Segment Start: Task inputs

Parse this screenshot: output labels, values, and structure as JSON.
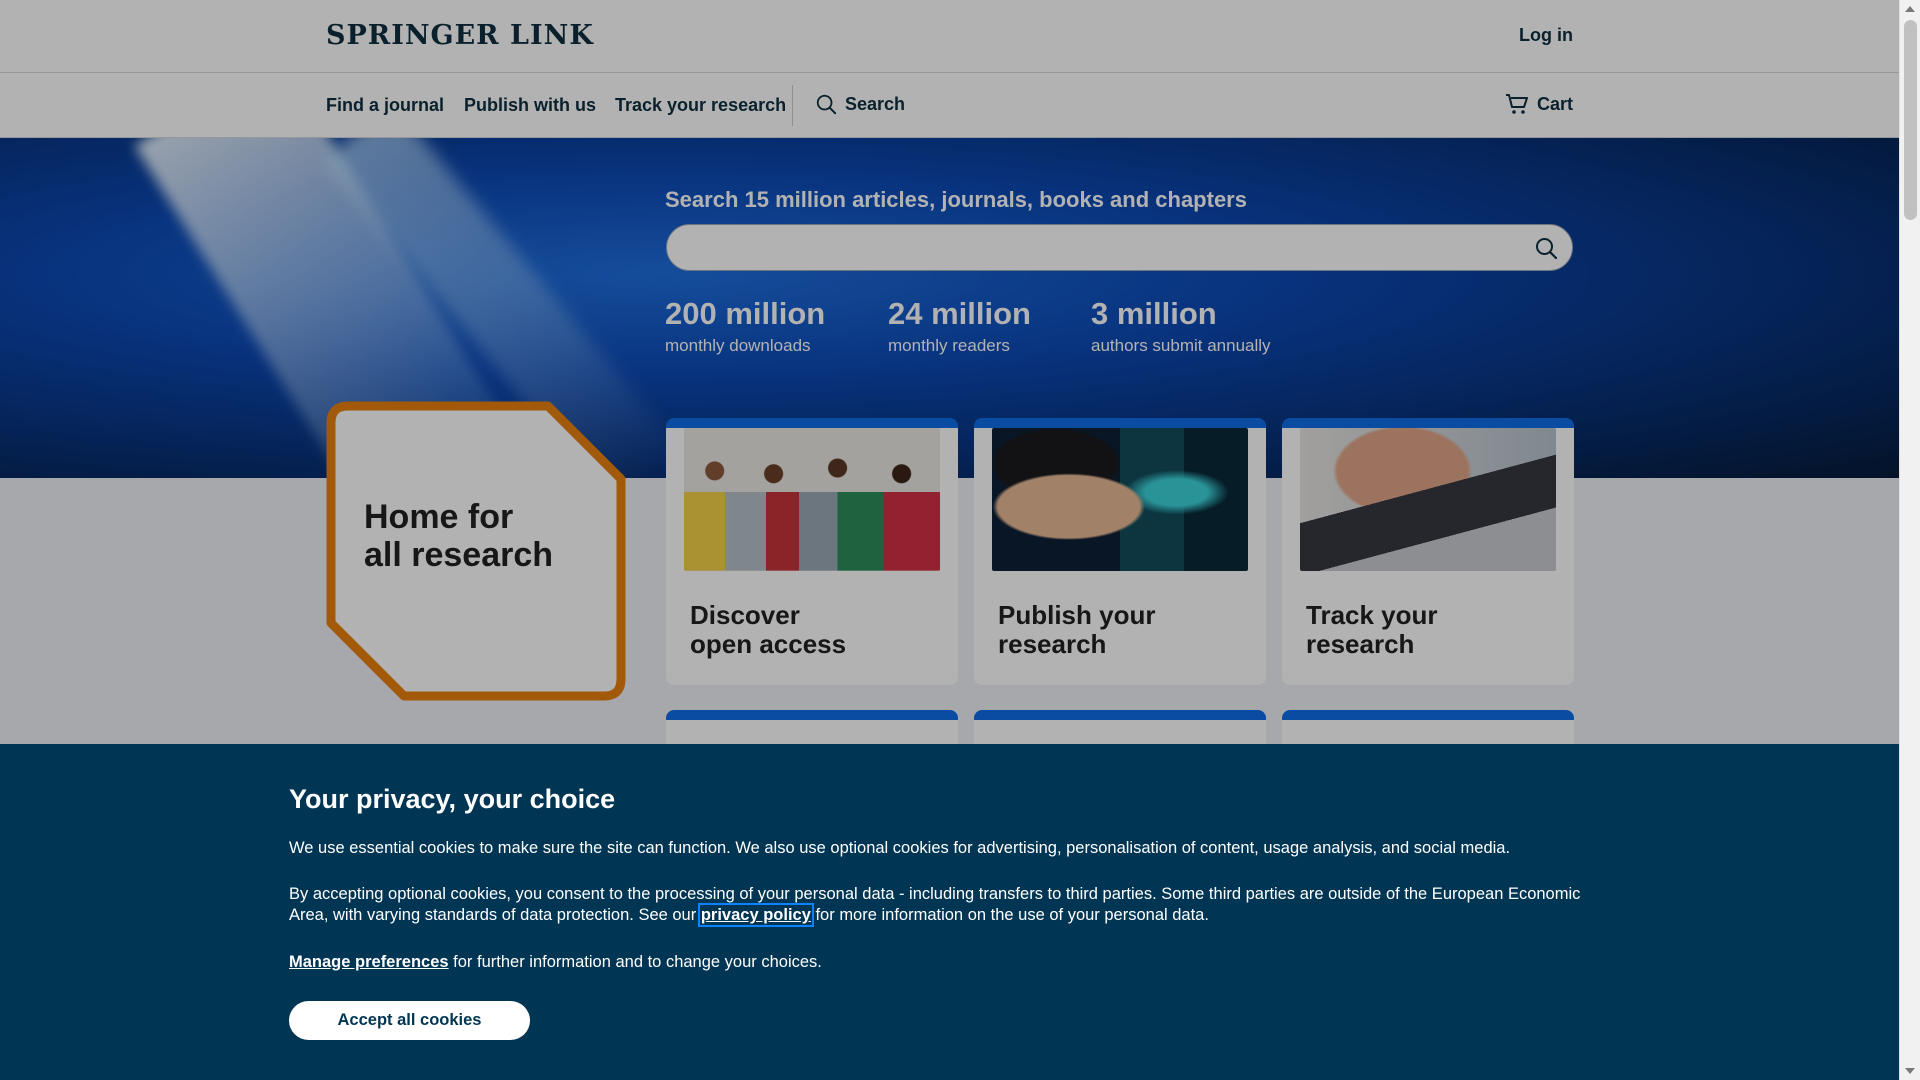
{
  "header": {
    "logo": "SPRINGER LINK",
    "login": "Log in"
  },
  "nav": {
    "items": [
      "Find a journal",
      "Publish with us",
      "Track your research"
    ],
    "search": "Search",
    "cart": "Cart"
  },
  "hero": {
    "title": "Search 15 million articles, journals, books and chapters",
    "search_value": "",
    "stats": [
      {
        "value": "200 million",
        "label": "monthly downloads"
      },
      {
        "value": "24 million",
        "label": "monthly readers"
      },
      {
        "value": "3 million",
        "label": "authors submit annually"
      }
    ]
  },
  "tagline": {
    "line1": "Home for",
    "line2": "all research"
  },
  "cards": [
    {
      "line1": "Discover",
      "line2": "open access"
    },
    {
      "line1": "Publish your",
      "line2": "research"
    },
    {
      "line1": "Track your",
      "line2": "research"
    }
  ],
  "cookie": {
    "heading": "Your privacy, your choice",
    "p1": "We use essential cookies to make sure the site can function. We also use optional cookies for advertising, personalisation of content, usage analysis, and social media.",
    "p2_before": "By accepting optional cookies, you consent to the processing of your personal data - including transfers to third parties. Some third parties are outside of the European Economic Area, with varying standards of data protection. See our ",
    "p2_link": "privacy policy",
    "p2_after": " for more information on the use of your personal data.",
    "p3_link": "Manage preferences",
    "p3_after": " for further information and to change your choices.",
    "accept": "Accept all cookies"
  },
  "colors": {
    "brand_dark": "#0f2f3f",
    "accent_blue": "#0d6ee8",
    "banner_bg": "#003553",
    "octagon_orange": "#e8800e"
  }
}
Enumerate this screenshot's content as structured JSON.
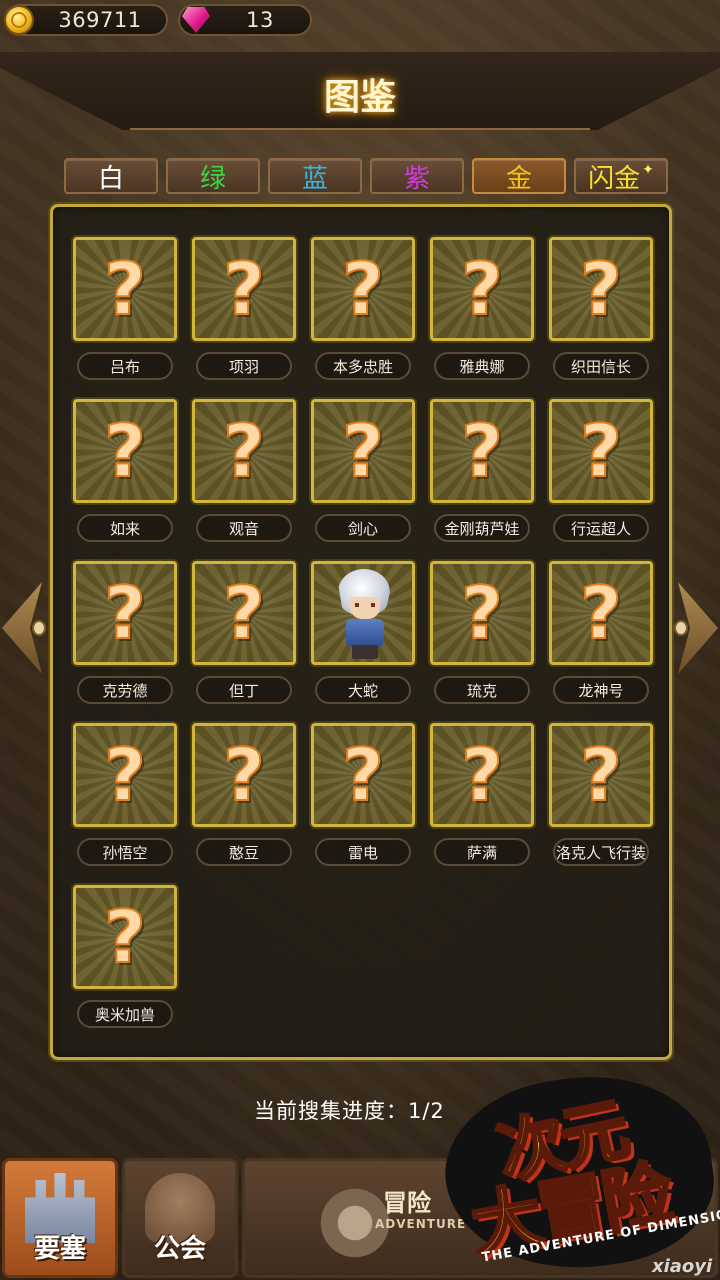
{
  "resources": {
    "coins": "369711",
    "gems": "13",
    "coin_icon": "coin-icon",
    "gem_icon": "gem-icon"
  },
  "title": "图鉴",
  "tabs": [
    {
      "label": "白",
      "color": "#ffffff"
    },
    {
      "label": "绿",
      "color": "#3ed24a"
    },
    {
      "label": "蓝",
      "color": "#2fb8ea"
    },
    {
      "label": "紫",
      "color": "#d13ae0"
    },
    {
      "label": "金",
      "color": "#f5c21c",
      "active": true
    },
    {
      "label": "闪金",
      "color": "#f5e02a"
    }
  ],
  "cards": [
    {
      "name": "吕布",
      "locked": true
    },
    {
      "name": "项羽",
      "locked": true
    },
    {
      "name": "本多忠胜",
      "locked": true
    },
    {
      "name": "雅典娜",
      "locked": true
    },
    {
      "name": "织田信长",
      "locked": true
    },
    {
      "name": "如来",
      "locked": true
    },
    {
      "name": "观音",
      "locked": true
    },
    {
      "name": "剑心",
      "locked": true
    },
    {
      "name": "金刚葫芦娃",
      "locked": true
    },
    {
      "name": "行运超人",
      "locked": true
    },
    {
      "name": "克劳德",
      "locked": true
    },
    {
      "name": "但丁",
      "locked": true
    },
    {
      "name": "大蛇",
      "locked": false
    },
    {
      "name": "琉克",
      "locked": true
    },
    {
      "name": "龙神号",
      "locked": true
    },
    {
      "name": "孙悟空",
      "locked": true
    },
    {
      "name": "憨豆",
      "locked": true
    },
    {
      "name": "雷电",
      "locked": true
    },
    {
      "name": "萨满",
      "locked": true
    },
    {
      "name": "洛克人飞行装",
      "locked": true
    },
    {
      "name": "奥米加兽",
      "locked": true
    }
  ],
  "locked_symbol": "?",
  "progress": "当前搜集进度：1/2",
  "nav": {
    "fortress": "要塞",
    "guild": "公会",
    "adventure": "冒险",
    "adventure_sub": "ADVENTURE"
  },
  "logo": {
    "line1": "次元",
    "line2": "大冒险",
    "tagline": "THE ADVENTURE OF DIMENSION"
  },
  "watermark": "xiaoyi"
}
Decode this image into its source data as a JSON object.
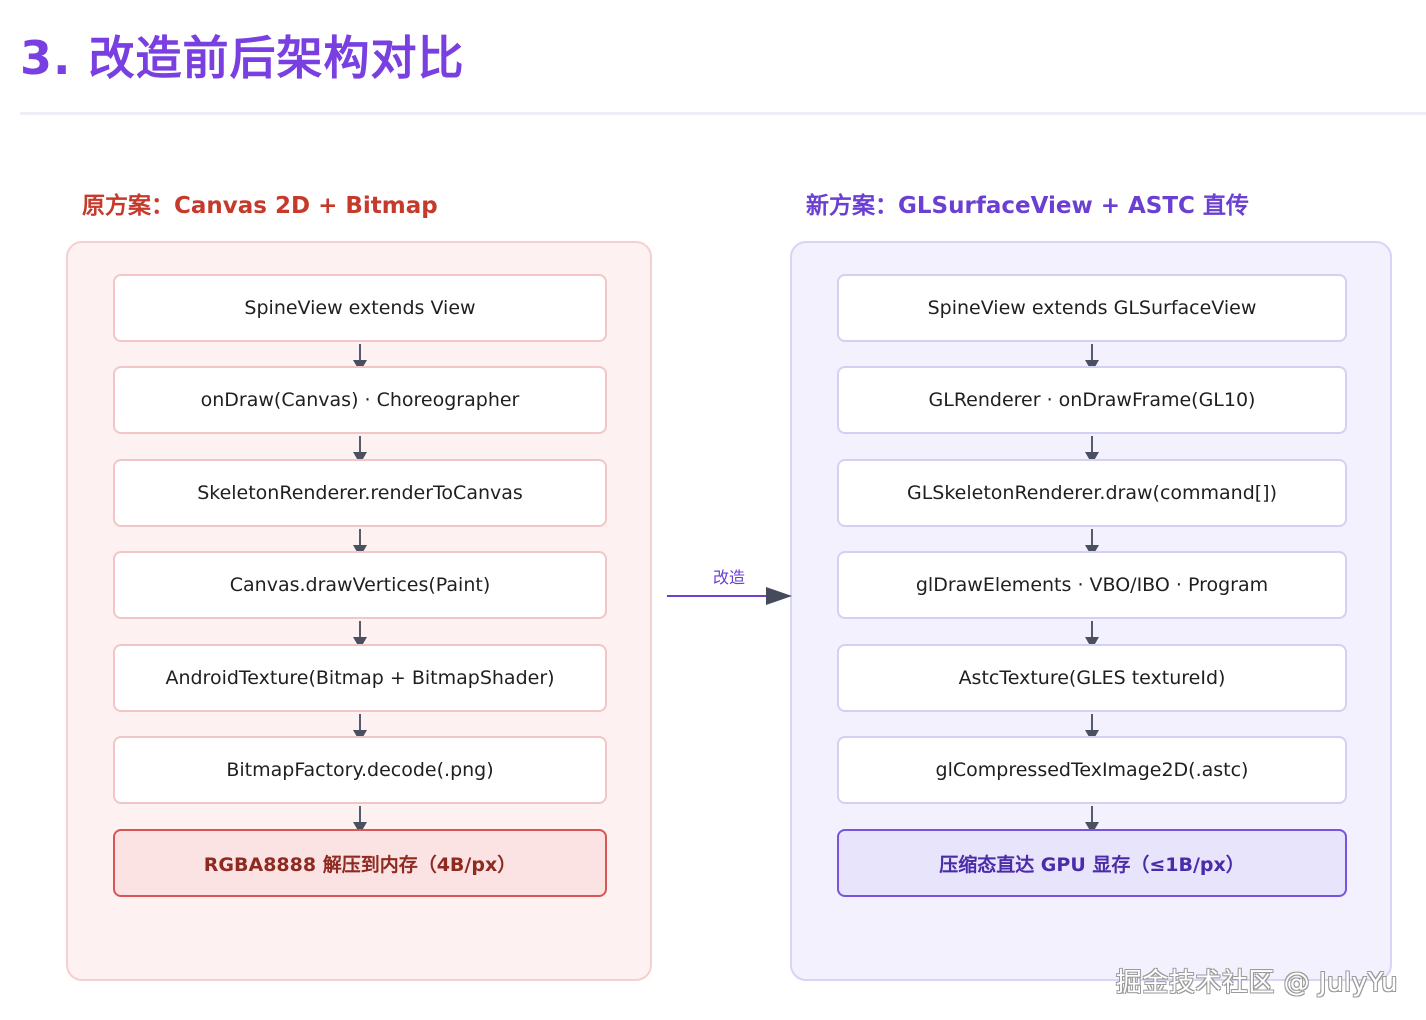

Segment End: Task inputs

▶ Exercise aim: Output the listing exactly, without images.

▶ Written solution:
Parse this screenshot: output labels, values, and structure as JSON.
{
  "header": {
    "logo": "SPRINGER LINK",
    "login": "Log in"
  },
  "nav": {
    "items": [
      "Find a journal",
      "Publish with us",
      "Track your research"
    ],
    "search": "Search",
    "cart": "Cart"
  },
  "hero": {
    "title": "Search 15 million articles, journals, books and chapters",
    "search_value": "",
    "stats": [
      {
        "value": "200 million",
        "label": "monthly downloads"
      },
      {
        "value": "24 million",
        "label": "monthly readers"
      },
      {
        "value": "3 million",
        "label": "authors submit annually"
      }
    ]
  },
  "tagline": {
    "line1": "Home for",
    "line2": "all research"
  },
  "cards": [
    {
      "line1": "Discover",
      "line2": "open access"
    },
    {
      "line1": "Publish your",
      "line2": "research"
    },
    {
      "line1": "Track your",
      "line2": "research"
    }
  ],
  "cookie": {
    "heading": "Your privacy, your choice",
    "p1": "We use essential cookies to make sure the site can function. We also use optional cookies for advertising, personalisation of content, usage analysis, and social media.",
    "p2_before": "By accepting optional cookies, you consent to the processing of your personal data - including transfers to third parties. Some third parties are outside of the European Economic Area, with varying standards of data protection. See our ",
    "p2_link": "privacy policy",
    "p2_after": " for more information on the use of your personal data.",
    "p3_link": "Manage preferences",
    "p3_after": " for further information and to change your choices.",
    "accept": "Accept all cookies"
  },
  "colors": {
    "brand_dark": "#0f2f3f",
    "accent_blue": "#0d6ee8",
    "banner_bg": "#003553",
    "octagon_orange": "#e8800e"
  }
}
Enumerate this screenshot's content as structured JSON.
{
  "resources": {
    "coins": "369711",
    "gems": "13",
    "coin_icon": "coin-icon",
    "gem_icon": "gem-icon"
  },
  "title": "图鉴",
  "tabs": [
    {
      "label": "白",
      "color": "#ffffff"
    },
    {
      "label": "绿",
      "color": "#3ed24a"
    },
    {
      "label": "蓝",
      "color": "#2fb8ea"
    },
    {
      "label": "紫",
      "color": "#d13ae0"
    },
    {
      "label": "金",
      "color": "#f5c21c",
      "active": true
    },
    {
      "label": "闪金",
      "color": "#f5e02a"
    }
  ],
  "cards": [
    {
      "name": "吕布",
      "locked": true
    },
    {
      "name": "项羽",
      "locked": true
    },
    {
      "name": "本多忠胜",
      "locked": true
    },
    {
      "name": "雅典娜",
      "locked": true
    },
    {
      "name": "织田信长",
      "locked": true
    },
    {
      "name": "如来",
      "locked": true
    },
    {
      "name": "观音",
      "locked": true
    },
    {
      "name": "剑心",
      "locked": true
    },
    {
      "name": "金刚葫芦娃",
      "locked": true
    },
    {
      "name": "行运超人",
      "locked": true
    },
    {
      "name": "克劳德",
      "locked": true
    },
    {
      "name": "但丁",
      "locked": true
    },
    {
      "name": "大蛇",
      "locked": false
    },
    {
      "name": "琉克",
      "locked": true
    },
    {
      "name": "龙神号",
      "locked": true
    },
    {
      "name": "孙悟空",
      "locked": true
    },
    {
      "name": "憨豆",
      "locked": true
    },
    {
      "name": "雷电",
      "locked": true
    },
    {
      "name": "萨满",
      "locked": true
    },
    {
      "name": "洛克人飞行装",
      "locked": true
    },
    {
      "name": "奥米加兽",
      "locked": true
    }
  ],
  "locked_symbol": "?",
  "progress": "当前搜集进度：1/2",
  "nav": {
    "fortress": "要塞",
    "guild": "公会",
    "adventure": "冒险",
    "adventure_sub": "ADVENTURE"
  },
  "logo": {
    "line1": "次元",
    "line2": "大冒险",
    "tagline": "THE ADVENTURE OF DIMENSION"
  },
  "watermark": "xiaoyi"
}
Decode this image into its source data as a JSON object.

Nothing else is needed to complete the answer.